This is the tissue holder I’ve copied.
I’ve taken the time to write down the pattern I figured out, even though it’s pretty easy, just in case any of you might like the exact dimensions worked out for you.
The pocket is alternating rows of single and double crochet (Amer.) and then a basic shell stitch for the flap. I was also endeavouring to make pockets just like the ones my mother-in-law found, so the shell stitch is just a bit different from others found online.
Crochet Shell Stitch Tissue Holder Pattern
(4 dc in one st)
(6 dc in one st)
Row 1 dc in 3rd ch from hook, dc across 34 times. 36 sts.
Row 2 Ch 2, turn, sk st, sc 35 times. 36 sts.
Row 3 Ch 2, turn, sk. st., dc 35 times. 36 sts.
Rows 4-19 Repeat rows 2 and 3 eight times. 19 rows.
Row 20 Shell in 4th ch from hook, *skip 3 ch, shell in next ch*; rep * to end. Turn.
Row 21 Ch 4, *shell in 2nd dc of next shell; rep * to end. Turn.
Rows 22-28 Rep row 21 seven times.
Row 29 **Finishing Shell in 2nd dc of next shell**; rep ** seven more times, join last dc of last shell into the last stitch.
Weave in ends, bind off.
Fold up the sc and dc rows to make your pocket.
Pocket Edge: Sl st to join the top sts on one side together, then in the side if each dc row place 4 sc, continue 8 more times down to the bottom corner.
Sl st in the last st, bind off and weave in ends.
Repeat pocket edge on the other side.

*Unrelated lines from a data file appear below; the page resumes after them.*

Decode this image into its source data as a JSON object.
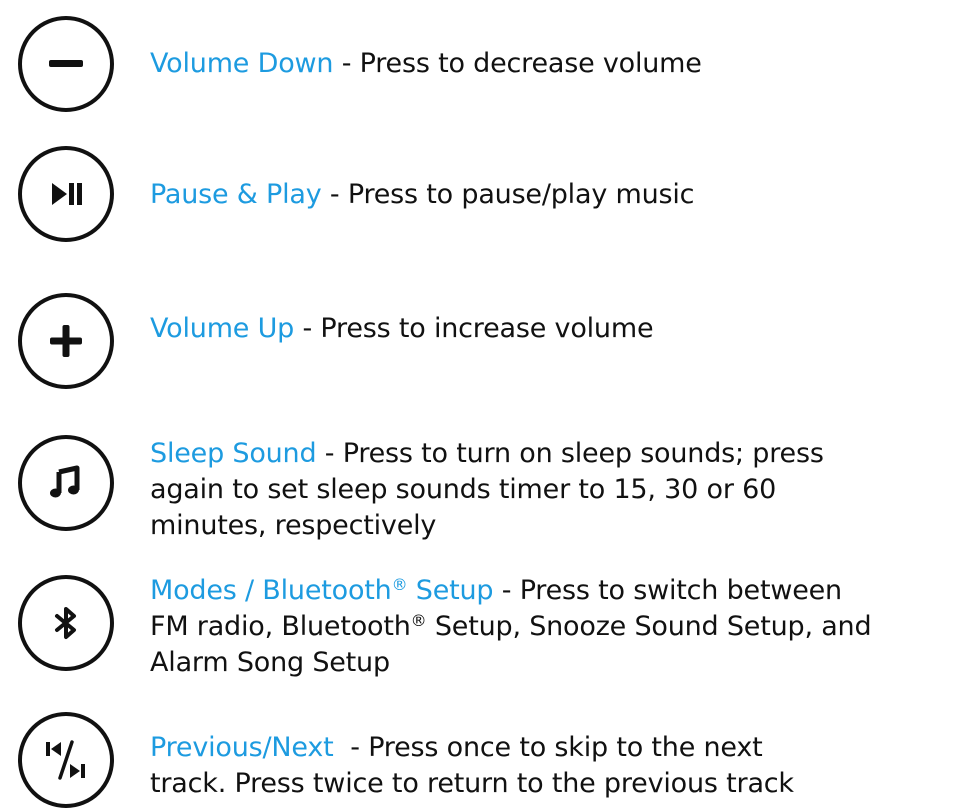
{
  "accent_color": "#1d9be0",
  "text_color": "#111111",
  "items": [
    {
      "icon": "minus-icon",
      "name": "Volume Down",
      "separator": " - ",
      "description": "Press to decrease volume"
    },
    {
      "icon": "play-pause-icon",
      "name": "Pause & Play",
      "separator": " - ",
      "description": "Press to pause/play music"
    },
    {
      "icon": "plus-icon",
      "name": "Volume Up",
      "separator": " - ",
      "description": "Press to increase volume"
    },
    {
      "icon": "music-note-icon",
      "name": "Sleep Sound",
      "separator": " - ",
      "description_lines": [
        "Press to turn on sleep sounds; press",
        "again to set sleep sounds timer to 15, 30 or 60",
        "minutes, respectively"
      ]
    },
    {
      "icon": "bluetooth-icon",
      "name_part1": "Modes / Bluetooth",
      "registered_mark": "®",
      "name_part2": " Setup",
      "separator": " - ",
      "description_line1": "Press to switch between",
      "description_line2_part1": "FM radio, Bluetooth",
      "description_line2_part2": " Setup, Snooze Sound Setup, and",
      "description_line3": "Alarm Song Setup"
    },
    {
      "icon": "previous-next-icon",
      "name": "Previous/Next",
      "separator": "  - ",
      "description_lines": [
        "Press once to skip to the next",
        "track. Press twice to return to the previous track"
      ]
    }
  ]
}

Alternately, you could slip stitch the pocket edges, as the blue one was done. But the bulk usually not wanted in seams, works well here to help the tissues fit in better.
1. It’s worth it to take the time to block this little pocket.

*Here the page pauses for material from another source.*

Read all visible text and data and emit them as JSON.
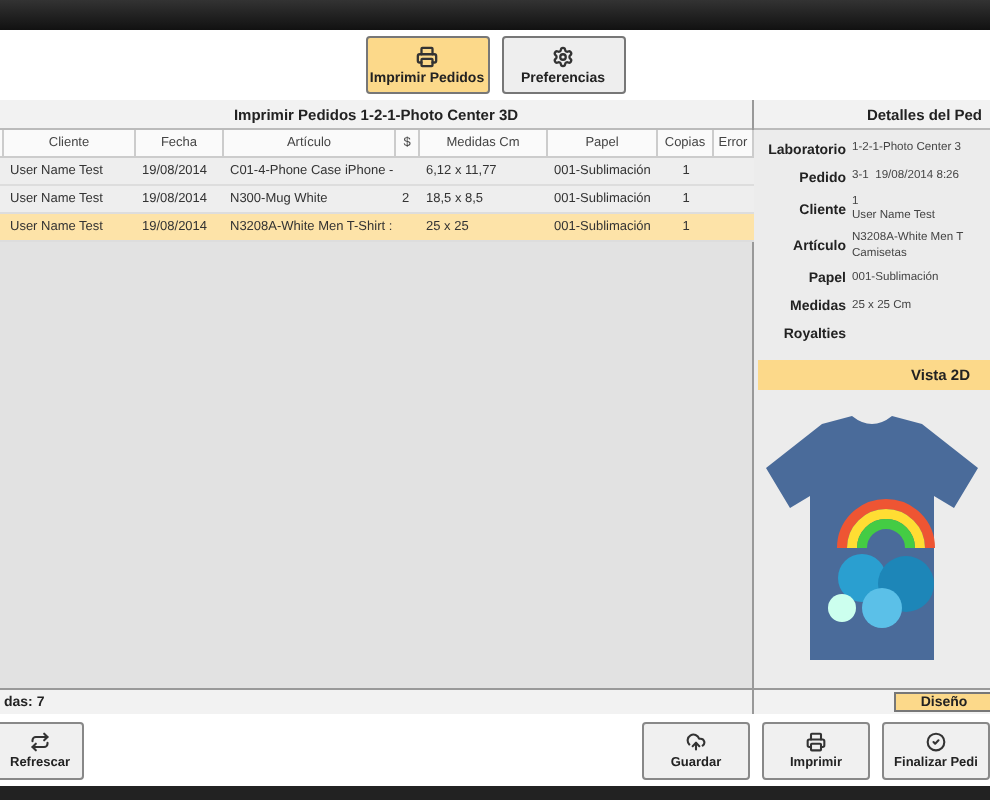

If you block it while it’s a still a strip, it’s easier to line up and stitch your edges. If you forget and do the blocking when your pocket is complete, it’s still helpful in setting its shape and making it easier to fit the tissue packets inside. I did it both ways, learning as I went along.

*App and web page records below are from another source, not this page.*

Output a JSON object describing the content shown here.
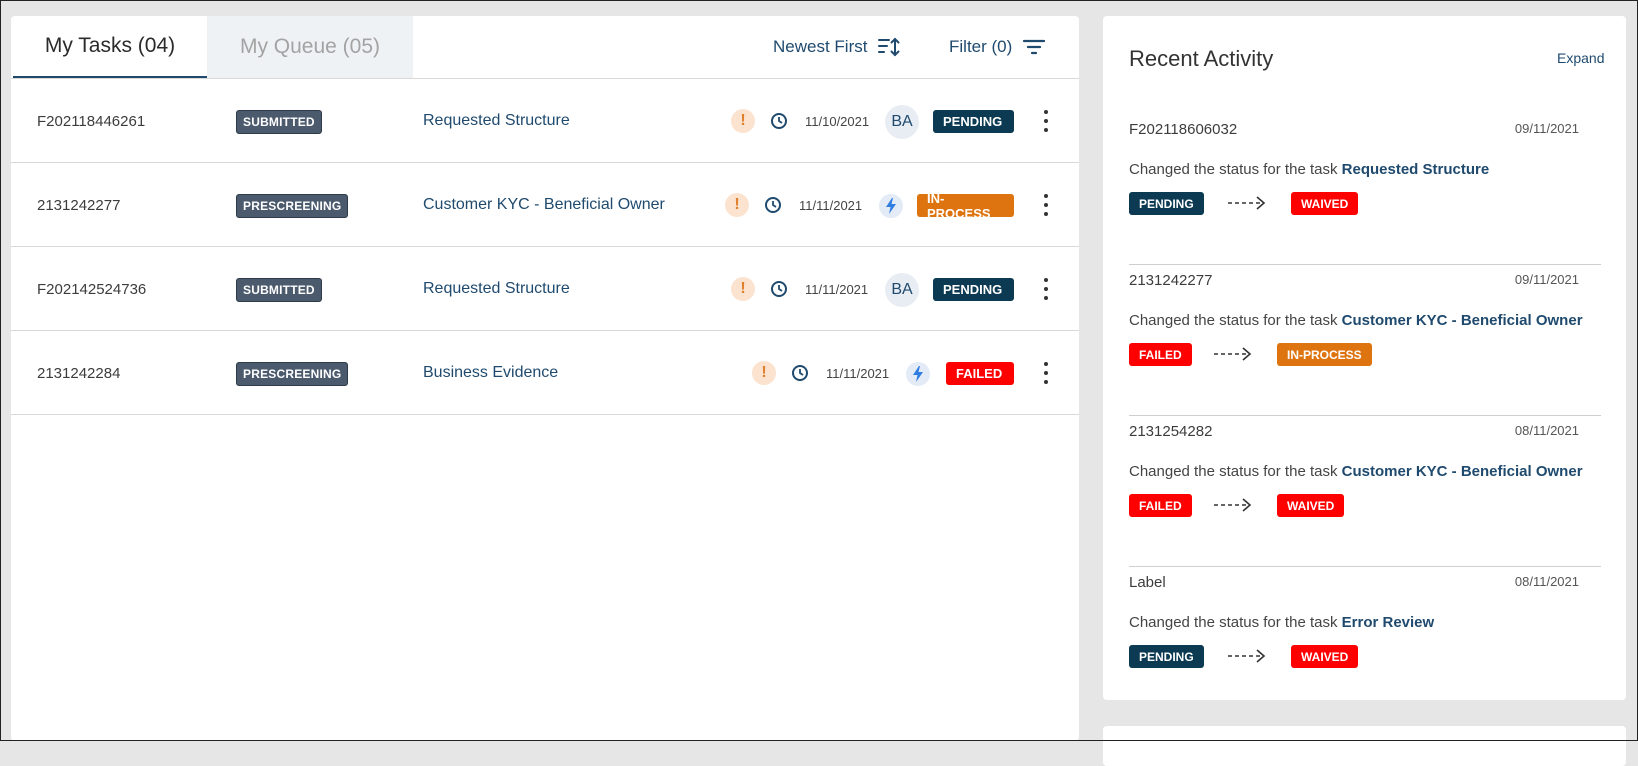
{
  "tabs": {
    "my_tasks": "My Tasks (04)",
    "my_queue": "My Queue (05)"
  },
  "toolbar": {
    "sort_label": "Newest First",
    "filter_label": "Filter (0)"
  },
  "colors": {
    "pending": "#0b3a52",
    "in_process": "#de7410",
    "failed": "#ff0000",
    "waived": "#ff0000",
    "link": "#1f4a6e"
  },
  "tasks": [
    {
      "id": "F202118446261",
      "stage": "SUBMITTED",
      "title": "Requested Structure",
      "date": "11/10/2021",
      "assignee": "BA",
      "status": "PENDING"
    },
    {
      "id": "2131242277",
      "stage": "PRESCREENING",
      "title": "Customer KYC - Beneficial Owner",
      "date": "11/11/2021",
      "assignee_icon": "lightning-icon",
      "status": "IN-PROCESS"
    },
    {
      "id": "F202142524736",
      "stage": "SUBMITTED",
      "title": "Requested Structure",
      "date": "11/11/2021",
      "assignee": "BA",
      "status": "PENDING"
    },
    {
      "id": "2131242284",
      "stage": "PRESCREENING",
      "title": "Business Evidence",
      "date": "11/11/2021",
      "assignee_icon": "lightning-icon",
      "status": "FAILED"
    }
  ],
  "activity": {
    "title": "Recent Activity",
    "expand_label": "Expand",
    "description_prefix": "Changed the status for the task",
    "items": [
      {
        "id": "F202118606032",
        "date": "09/11/2021",
        "task": "Requested Structure",
        "from": "PENDING",
        "to": "WAIVED"
      },
      {
        "id": "2131242277",
        "date": "09/11/2021",
        "task": "Customer KYC - Beneficial Owner",
        "from": "FAILED",
        "to": "IN-PROCESS"
      },
      {
        "id": "2131254282",
        "date": "08/11/2021",
        "task": "Customer KYC - Beneficial Owner",
        "from": "FAILED",
        "to": "WAIVED"
      },
      {
        "id": "Label",
        "date": "08/11/2021",
        "task": "Error Review",
        "from": "PENDING",
        "to": "WAIVED"
      }
    ]
  }
}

2. Check with any avid crafter, crocheter or granny you know before purchasing thread crochet.
It’s what was used to make all those doilies and kitschy potholders in the past, but is not used by a lot of us as often now. And it comes in big amounts for it’s size. That means it’s super easy to find in closets, at garage sales, and in the thrift stores by the bagful.
3. If you’ve only used regular or bulky yarns for bigger or faster projects, be aware that these took me about 4 hours each.
It will take a couple rows for your eyes and fingers to get used to the smaller crocheting, but it’s really not that hard, just different. It just requires more patience because the effect and product are so much smaller than what most of us are used to now.
Because of the previously mentioned 4 hours, I haven’t tried it yet, but I think that if you decreased the sc and dc rows to only 15 and the shell rows to 8 instead of 10, it would perfectly fit my iPhone 4. I also think it’d be great to make the flap of the pocket in a chevron or broomstick lace stitch with different colored stripes.
If you make this pattern, please let me know and share some photos! Also, if there’s any notes or edits you’d like me to add to the pattern, I’m all ears!
Happy Crocheting, friends!